Recently our agency (WHFC) shared information with us related to a couple of policy changes (one in place, one possible). Earlier this week we had a chance to talk with our case worker (during one of our regularly-scheduled monthly calls) about these, and it was great to be able to ask a couple of questions.
The first policy change is an internal one at the agency. WHFC has added a couple of additional screening steps prior to the referral of children. Essentially, WHFC is now taking the step to contact the birth family to ensure that 1) the information received from the government about the child is correct and that 2) the birth family understands the permanency of adoption and all that adoption means. These are steps that most agencies do not take, and we greatly appreciate the fact that WHFC has chosen to add additional checks and balances to ensure ethical adoptions. It’s especially important that they’re doing this after a child is referred to the agency but before the agency refers the child to an adoptive family. Given all of the recent discussion, I’m so glad to be working with an agency that chooses to take on more when it sees fit.
The other potential policy change we heard about is not in place; it’s just a possibility. Apparently there have been problems in Ethiopia lately with adoptive parents not taking their new children home with them, and essentially abandoning them. This has not been a problem with WHFC families, and the instances may not have even been American families, but apparently it has happened enough that the Ethiopian government is rightfully concerned about the situation. Keep in mind that adoptions from Ethiopia are finalized prior to travel, so these people are already the legal parents of the child. I cannot fathom who would do this, but as we all know, sometimes we have to create laws and protections to react to the actions of the lowest common denominator. So, the Ethiopian government is considering additional steps to ensure that parents will take their children home, and one possible way to address the situation is to require an additional trip to Ethiopia, possibly for the court date. Perhaps if the parents and child are able to meet earlier, some of this could be avoided. The leader of WHFC’s program in Ethiopia has been in discussions with Ethiopian officials about this situation and since WHFC is not an agency to get involved with the rumor mill, I take the fact that they shared this potential policy change with us to be a sign that it is a real possibility. I think a second trip would actually be pretty cool on a number of levels (plus it would make it so that our child is automatically a U.S. citizen without additional steps once we come home), but of course a trip to Ethiopia is not cheap, so the cost of a second trip would be significant. Our case worker told us that WHFC will continued to be involved with these discussions and that, as with all possible changes, the agency will advocate for its families as best as it can. In the end, of course, the Ethiopian government is the body with the decision-making authority.

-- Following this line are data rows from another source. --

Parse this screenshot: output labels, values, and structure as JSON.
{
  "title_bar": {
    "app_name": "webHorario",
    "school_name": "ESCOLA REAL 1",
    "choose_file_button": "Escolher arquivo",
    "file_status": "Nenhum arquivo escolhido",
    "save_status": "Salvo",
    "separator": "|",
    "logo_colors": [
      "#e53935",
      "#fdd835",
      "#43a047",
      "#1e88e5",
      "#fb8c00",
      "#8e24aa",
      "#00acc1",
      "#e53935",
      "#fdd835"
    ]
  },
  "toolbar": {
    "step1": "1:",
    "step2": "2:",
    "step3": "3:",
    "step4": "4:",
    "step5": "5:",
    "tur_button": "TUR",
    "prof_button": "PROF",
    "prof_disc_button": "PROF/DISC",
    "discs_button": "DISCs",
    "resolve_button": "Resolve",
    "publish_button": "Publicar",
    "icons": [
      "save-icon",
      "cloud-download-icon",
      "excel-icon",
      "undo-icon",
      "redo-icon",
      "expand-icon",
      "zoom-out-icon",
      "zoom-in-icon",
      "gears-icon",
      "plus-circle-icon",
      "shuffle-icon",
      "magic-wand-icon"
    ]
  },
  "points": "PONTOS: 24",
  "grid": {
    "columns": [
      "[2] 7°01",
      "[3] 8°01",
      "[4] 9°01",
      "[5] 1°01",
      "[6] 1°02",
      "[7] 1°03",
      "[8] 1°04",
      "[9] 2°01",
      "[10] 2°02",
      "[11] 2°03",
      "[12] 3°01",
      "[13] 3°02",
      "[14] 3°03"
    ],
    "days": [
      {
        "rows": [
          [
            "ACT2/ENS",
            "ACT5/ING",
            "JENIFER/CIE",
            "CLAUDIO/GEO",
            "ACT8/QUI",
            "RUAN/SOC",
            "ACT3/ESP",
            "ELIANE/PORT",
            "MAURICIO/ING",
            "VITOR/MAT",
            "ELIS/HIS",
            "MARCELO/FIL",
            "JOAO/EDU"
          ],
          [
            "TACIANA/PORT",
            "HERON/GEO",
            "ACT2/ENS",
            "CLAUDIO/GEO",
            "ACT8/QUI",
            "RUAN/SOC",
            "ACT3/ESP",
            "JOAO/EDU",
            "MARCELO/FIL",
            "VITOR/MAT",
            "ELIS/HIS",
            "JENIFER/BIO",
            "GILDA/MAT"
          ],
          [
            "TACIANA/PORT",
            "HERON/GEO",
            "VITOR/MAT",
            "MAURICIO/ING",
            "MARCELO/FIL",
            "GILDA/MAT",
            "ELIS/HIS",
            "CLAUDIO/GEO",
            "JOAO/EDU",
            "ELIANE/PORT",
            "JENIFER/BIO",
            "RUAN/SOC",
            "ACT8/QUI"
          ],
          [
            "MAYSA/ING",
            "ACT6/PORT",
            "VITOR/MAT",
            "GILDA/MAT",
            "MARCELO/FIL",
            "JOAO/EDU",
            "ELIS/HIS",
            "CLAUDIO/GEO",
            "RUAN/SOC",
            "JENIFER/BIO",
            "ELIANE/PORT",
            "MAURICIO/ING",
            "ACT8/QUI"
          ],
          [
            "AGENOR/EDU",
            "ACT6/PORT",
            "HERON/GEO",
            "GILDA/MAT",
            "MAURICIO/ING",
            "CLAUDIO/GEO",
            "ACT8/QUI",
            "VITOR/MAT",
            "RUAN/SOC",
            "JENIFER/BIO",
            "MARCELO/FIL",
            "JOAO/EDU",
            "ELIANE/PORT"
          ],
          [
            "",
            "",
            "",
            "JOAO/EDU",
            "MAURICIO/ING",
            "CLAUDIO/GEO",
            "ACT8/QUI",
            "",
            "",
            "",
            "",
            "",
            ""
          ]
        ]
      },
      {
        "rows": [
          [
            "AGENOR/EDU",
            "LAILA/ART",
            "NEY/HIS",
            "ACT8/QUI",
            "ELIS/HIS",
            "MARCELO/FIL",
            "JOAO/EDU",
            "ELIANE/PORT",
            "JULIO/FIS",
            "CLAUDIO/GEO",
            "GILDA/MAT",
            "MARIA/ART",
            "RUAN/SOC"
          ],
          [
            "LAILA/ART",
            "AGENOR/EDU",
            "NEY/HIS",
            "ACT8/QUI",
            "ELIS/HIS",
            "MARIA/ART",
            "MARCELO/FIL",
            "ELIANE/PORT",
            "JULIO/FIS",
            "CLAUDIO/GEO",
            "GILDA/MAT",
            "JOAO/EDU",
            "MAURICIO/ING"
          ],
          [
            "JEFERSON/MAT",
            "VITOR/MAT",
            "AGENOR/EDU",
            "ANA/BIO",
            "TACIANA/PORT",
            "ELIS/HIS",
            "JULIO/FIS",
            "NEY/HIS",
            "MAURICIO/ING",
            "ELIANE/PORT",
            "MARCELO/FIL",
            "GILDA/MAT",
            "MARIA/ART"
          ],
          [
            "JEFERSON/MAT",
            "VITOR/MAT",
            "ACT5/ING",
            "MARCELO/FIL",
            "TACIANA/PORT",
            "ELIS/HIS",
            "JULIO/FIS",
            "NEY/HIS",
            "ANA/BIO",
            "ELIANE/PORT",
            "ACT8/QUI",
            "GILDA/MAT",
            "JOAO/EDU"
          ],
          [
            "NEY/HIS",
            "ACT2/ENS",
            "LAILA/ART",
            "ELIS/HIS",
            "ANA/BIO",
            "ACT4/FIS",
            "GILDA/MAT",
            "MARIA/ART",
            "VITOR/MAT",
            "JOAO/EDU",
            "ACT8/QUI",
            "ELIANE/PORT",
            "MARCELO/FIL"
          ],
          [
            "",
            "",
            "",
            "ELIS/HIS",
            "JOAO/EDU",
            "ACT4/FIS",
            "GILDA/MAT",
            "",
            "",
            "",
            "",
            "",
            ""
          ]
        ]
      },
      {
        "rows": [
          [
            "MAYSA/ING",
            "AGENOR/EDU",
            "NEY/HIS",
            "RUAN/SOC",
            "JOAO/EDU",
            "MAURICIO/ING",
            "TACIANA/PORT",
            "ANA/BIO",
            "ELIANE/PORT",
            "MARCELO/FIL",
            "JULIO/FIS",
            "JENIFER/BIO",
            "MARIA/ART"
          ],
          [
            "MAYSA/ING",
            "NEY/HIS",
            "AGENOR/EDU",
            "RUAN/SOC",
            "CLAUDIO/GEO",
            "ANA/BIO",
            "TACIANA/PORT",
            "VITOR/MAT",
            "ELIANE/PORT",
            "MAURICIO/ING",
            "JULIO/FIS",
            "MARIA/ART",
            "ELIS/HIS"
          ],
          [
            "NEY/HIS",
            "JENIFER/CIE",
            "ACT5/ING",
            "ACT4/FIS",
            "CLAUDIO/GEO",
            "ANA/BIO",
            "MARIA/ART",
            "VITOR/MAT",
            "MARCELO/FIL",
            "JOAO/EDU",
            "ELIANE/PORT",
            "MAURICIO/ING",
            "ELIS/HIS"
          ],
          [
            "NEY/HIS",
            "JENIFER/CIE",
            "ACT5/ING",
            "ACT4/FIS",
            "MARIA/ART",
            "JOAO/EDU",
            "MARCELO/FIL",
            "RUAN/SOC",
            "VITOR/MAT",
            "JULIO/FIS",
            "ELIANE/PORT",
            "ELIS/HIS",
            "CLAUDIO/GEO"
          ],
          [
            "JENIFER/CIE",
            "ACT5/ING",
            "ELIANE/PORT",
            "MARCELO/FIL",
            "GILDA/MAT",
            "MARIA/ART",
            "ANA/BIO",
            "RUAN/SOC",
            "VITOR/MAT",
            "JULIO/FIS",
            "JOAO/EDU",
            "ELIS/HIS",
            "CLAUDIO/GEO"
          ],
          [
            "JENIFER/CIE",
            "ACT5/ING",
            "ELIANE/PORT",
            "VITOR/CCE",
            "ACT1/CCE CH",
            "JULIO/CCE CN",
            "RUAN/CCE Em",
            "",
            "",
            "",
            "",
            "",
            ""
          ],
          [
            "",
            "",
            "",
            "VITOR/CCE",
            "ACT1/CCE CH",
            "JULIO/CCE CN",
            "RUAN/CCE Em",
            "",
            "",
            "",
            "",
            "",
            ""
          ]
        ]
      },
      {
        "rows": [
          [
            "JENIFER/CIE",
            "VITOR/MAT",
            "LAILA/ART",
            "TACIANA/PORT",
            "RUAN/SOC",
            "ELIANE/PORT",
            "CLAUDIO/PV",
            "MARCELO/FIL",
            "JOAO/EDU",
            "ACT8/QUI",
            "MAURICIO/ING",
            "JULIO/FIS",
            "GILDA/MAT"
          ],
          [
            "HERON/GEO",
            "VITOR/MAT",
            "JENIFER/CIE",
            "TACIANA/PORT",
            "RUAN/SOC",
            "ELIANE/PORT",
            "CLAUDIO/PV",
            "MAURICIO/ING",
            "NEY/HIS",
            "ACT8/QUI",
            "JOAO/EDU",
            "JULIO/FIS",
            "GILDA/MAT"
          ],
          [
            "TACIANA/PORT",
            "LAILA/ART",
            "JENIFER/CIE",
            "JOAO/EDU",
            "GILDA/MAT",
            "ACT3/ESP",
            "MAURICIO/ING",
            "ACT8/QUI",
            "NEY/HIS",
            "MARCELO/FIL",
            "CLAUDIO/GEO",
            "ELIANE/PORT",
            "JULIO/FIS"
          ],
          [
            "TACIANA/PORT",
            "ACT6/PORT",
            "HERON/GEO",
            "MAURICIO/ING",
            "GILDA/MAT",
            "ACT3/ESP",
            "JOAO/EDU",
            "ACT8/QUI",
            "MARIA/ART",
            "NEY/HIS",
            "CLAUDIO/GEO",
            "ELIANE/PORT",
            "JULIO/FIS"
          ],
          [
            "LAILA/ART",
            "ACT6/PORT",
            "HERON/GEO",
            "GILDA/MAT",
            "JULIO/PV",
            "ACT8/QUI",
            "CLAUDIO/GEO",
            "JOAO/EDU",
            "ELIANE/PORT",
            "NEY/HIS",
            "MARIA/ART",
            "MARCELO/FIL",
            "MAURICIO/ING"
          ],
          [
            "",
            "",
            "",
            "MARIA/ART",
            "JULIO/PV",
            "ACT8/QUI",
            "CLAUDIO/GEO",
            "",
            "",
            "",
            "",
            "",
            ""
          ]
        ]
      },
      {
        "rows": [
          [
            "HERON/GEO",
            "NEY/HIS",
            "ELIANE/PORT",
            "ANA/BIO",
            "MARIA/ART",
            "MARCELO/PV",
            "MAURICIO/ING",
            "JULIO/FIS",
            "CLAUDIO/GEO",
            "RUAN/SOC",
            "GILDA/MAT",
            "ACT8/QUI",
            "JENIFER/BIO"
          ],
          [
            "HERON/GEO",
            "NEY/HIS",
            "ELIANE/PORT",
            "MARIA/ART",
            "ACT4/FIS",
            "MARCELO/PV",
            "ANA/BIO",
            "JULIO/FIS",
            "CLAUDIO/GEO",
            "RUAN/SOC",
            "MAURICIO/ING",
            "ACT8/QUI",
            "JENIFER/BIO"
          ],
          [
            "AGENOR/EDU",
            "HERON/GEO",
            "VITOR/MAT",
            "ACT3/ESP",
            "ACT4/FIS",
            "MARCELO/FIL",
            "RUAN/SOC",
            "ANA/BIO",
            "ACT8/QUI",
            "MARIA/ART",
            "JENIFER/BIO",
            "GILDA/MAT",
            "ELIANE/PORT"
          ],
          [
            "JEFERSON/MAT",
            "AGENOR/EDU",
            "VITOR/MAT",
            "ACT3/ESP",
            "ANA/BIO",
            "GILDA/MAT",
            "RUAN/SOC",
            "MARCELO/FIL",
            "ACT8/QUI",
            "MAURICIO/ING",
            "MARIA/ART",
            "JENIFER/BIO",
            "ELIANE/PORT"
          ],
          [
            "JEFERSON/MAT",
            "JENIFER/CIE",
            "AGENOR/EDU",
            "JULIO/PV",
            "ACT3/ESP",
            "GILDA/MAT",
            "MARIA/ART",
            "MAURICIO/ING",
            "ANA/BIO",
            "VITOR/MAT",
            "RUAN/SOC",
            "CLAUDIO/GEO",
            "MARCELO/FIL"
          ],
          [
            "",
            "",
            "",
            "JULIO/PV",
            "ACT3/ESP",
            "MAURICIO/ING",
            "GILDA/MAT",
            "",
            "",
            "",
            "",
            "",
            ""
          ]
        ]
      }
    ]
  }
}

I’m all for changes aimed at improving transparency and ensuring ethical adoptions. I never would have guessed a few years ago how complicated this international adoption stuff can be, but it’s necessarily complicated to protect the best interests of the children. Since we have a long way to go with our wait still, I suppose more changes could happen. It’s sort of hard not knowing exactly how it will all play out, but we know it will all be worth it in the end.